You and your spouse are considering a simple do-it-yourself project that will make your home more livable.
From the brochures it looks easy. But author Elise Bernick warns in the February 2012 edition of Handyman magazine that, “on a scale of 1 to 10, family therapists rate remolding projects at about a 6 in terms of stress on a marriage.”
Here are several suggestions to help minimize the stress and add value to your marriage while you're working on your home.
•“Make sure you and your spouse are on the same page.” Don't start until you agree on the basic design and as many details as possible, including color of paint, style of light fixtures and type of floor covering.
As Bernick notes, “If you can't decide on things up front when it's calm,” it'll be a disaster when the pressure's on.
•Set a realistic budget, and try to include the inevitable hidden costs: a cable you have to purchase separately or a tool you'll need, but don't own. Research the cost of your project thoroughly to minimize your budgeting errors. Even then, allow a 10 percent fudge factor for things you've forgotten.
Money issues are a primary cause of marital conflict. Agreeing on your budget before you start is essential. Plan to spend only what you can realistically afford. If you must borrow, make sure you can afford the loan payments.
Agree to stop your project if you run out of money. Wait to finish until you have more money set aside.
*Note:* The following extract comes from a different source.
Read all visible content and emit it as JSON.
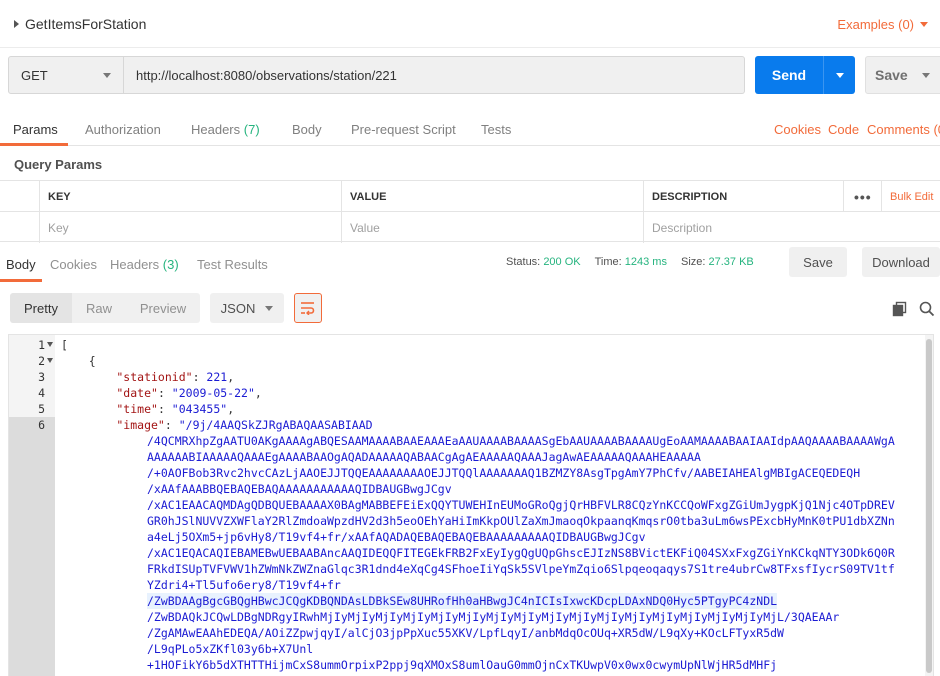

Keeping your finances under control and avoiding money arguments are more important than finishing the project quickly.
•Expect your project to take at least three times longer than you plan. Problems always develop, and unexpected obstacles always arise. Understanding the time commitment makes it easier to plan around the problems.
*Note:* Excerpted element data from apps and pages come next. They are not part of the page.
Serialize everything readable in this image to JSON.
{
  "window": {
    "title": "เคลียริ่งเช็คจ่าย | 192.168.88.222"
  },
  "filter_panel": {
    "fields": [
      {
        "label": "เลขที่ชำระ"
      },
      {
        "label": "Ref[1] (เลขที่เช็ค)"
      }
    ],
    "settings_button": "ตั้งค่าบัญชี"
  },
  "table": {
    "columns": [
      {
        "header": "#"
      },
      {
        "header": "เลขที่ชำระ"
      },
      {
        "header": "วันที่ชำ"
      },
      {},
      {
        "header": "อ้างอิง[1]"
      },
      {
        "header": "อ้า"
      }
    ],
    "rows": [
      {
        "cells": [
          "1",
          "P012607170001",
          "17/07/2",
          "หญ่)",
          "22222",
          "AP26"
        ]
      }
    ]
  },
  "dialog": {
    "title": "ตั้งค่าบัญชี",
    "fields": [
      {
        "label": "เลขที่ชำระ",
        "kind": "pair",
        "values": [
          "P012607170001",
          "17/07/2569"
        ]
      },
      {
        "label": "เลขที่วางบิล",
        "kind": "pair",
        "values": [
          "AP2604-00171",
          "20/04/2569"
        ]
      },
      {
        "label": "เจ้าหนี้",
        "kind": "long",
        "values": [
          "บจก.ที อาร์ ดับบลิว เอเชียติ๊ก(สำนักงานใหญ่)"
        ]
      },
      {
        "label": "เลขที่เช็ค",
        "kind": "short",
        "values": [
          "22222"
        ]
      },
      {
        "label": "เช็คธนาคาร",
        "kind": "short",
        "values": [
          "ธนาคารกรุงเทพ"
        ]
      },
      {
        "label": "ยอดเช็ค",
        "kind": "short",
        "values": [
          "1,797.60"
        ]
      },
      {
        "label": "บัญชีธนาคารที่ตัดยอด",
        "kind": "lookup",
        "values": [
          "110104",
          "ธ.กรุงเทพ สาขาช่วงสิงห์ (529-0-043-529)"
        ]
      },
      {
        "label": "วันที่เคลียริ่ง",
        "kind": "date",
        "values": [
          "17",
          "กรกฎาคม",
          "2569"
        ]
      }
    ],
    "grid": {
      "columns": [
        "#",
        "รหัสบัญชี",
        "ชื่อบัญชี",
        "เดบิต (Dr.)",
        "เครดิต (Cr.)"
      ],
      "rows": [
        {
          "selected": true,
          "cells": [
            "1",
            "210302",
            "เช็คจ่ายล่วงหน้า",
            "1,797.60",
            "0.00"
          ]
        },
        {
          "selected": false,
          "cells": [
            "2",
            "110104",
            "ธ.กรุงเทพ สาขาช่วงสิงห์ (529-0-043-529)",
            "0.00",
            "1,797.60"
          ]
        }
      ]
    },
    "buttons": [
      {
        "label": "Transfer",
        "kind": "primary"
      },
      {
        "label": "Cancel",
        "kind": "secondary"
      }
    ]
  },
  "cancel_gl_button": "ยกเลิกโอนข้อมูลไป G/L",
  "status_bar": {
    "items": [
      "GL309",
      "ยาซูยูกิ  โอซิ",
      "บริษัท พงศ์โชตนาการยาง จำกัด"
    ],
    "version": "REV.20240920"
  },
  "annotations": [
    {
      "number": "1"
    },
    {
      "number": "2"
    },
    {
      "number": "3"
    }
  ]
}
•Women, far more than men, typically see the home as an extension of their personalities and where they nurture and nest. Unless it's the husband's work room or den, it's often best to let the wife decide wall colors and design details, with the husband having a veto power if he really doesn't like it.
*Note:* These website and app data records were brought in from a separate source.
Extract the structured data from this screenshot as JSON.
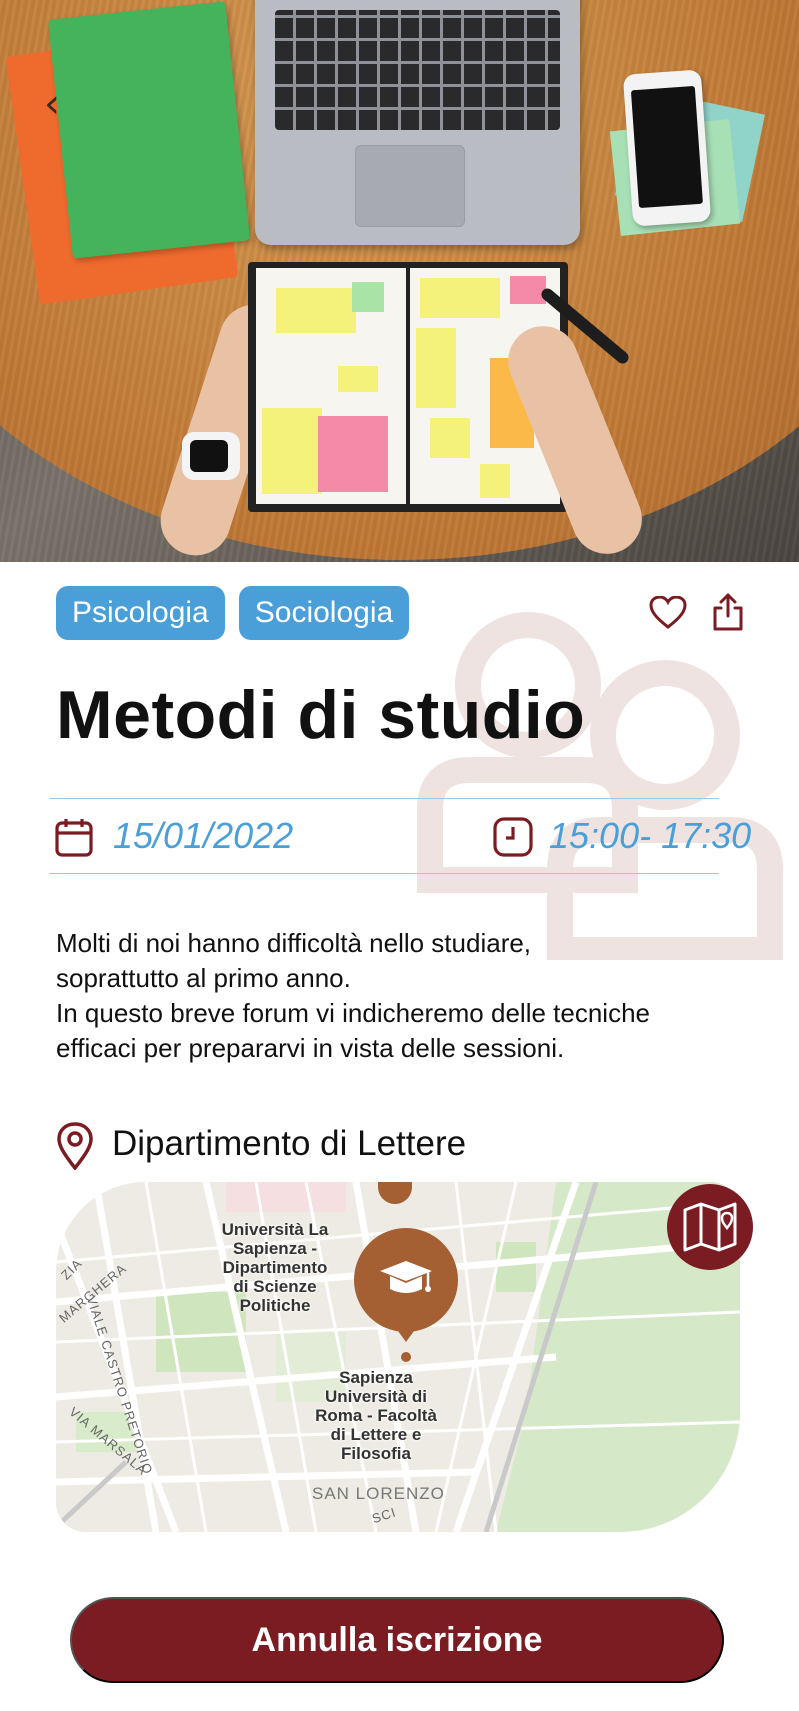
{
  "hero": {
    "image_alt": "study desk with laptop and planner"
  },
  "tags": [
    "Psicologia",
    "Sociologia"
  ],
  "event": {
    "title": "Metodi di studio",
    "date": "15/01/2022",
    "time": "15:00- 17:30",
    "description": [
      "Molti di noi hanno difficoltà nello studiare,",
      "soprattutto al primo anno.",
      "In questo breve forum vi indicheremo delle tecniche",
      "efficaci per prepararvi in vista delle sessioni."
    ],
    "location": "Dipartimento di Lettere"
  },
  "map": {
    "poi_1": [
      "Università La",
      "Sapienza -",
      "Dipartimento",
      "di Scienze",
      "Politiche"
    ],
    "poi_2": [
      "Sapienza",
      "Università di",
      "Roma - Facoltà",
      "di Lettere e",
      "Filosofia"
    ],
    "streets": {
      "viale_castro_pretorio": "VIALE CASTRO PRETORIO",
      "margherita": "MARGHERA",
      "via_marsala": "VIA MARSALA",
      "san_lorenzo": "SAN LORENZO",
      "zia": "ZIA",
      "sci": "SCI"
    }
  },
  "actions": {
    "cancel_label": "Annulla iscrizione"
  },
  "colors": {
    "accent_blue": "#4a9fd8",
    "brand_burgundy": "#7a1c22",
    "marker_brown": "#a45f33"
  },
  "icons": [
    "back-chevron-icon",
    "heart-icon",
    "share-icon",
    "calendar-icon",
    "clock-icon",
    "location-pin-icon",
    "map-icon",
    "graduation-cap-icon"
  ]
}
•Don't let the project consume your marriage. Staying up late to “get 'er done” is fine on rare occasions. If it becomes a regular habit, however, your marriage will suffer. Allow time for your kids, and don't stop spending time with your spouse.
•There may be parts of the project you can't do together. If you and your spouse always fight when you try to hang wallpaper together, plan to paint the walls or have someone else help with the wallpaper.
•When people get tired and hungry, they can become irritable. Don't work beyond your limits. If one of you has more stamina than the other, don't get upset if your spouse has to take more rests than you do.
•Only have one project going at a time. Home improvements can be challenging. Trying to do more than you can manage can make your marriage unmanageable. When one project is done, wait a few weeks before starting another one.
Home improvement projects can improve your living environment. By carefully planning the project details, realistically assessing cost and time commitments, respecting each other's opinions, and keeping your sense of humor, your marriage will survive quite well to enjoy the improvement.
©2013, All Rights Reserved. James Sheridan’s website is www.marriagedoneright.com. This column is the personal opinion of the writer and does not necessarily reflect the views or opinion of The News-Sentinel.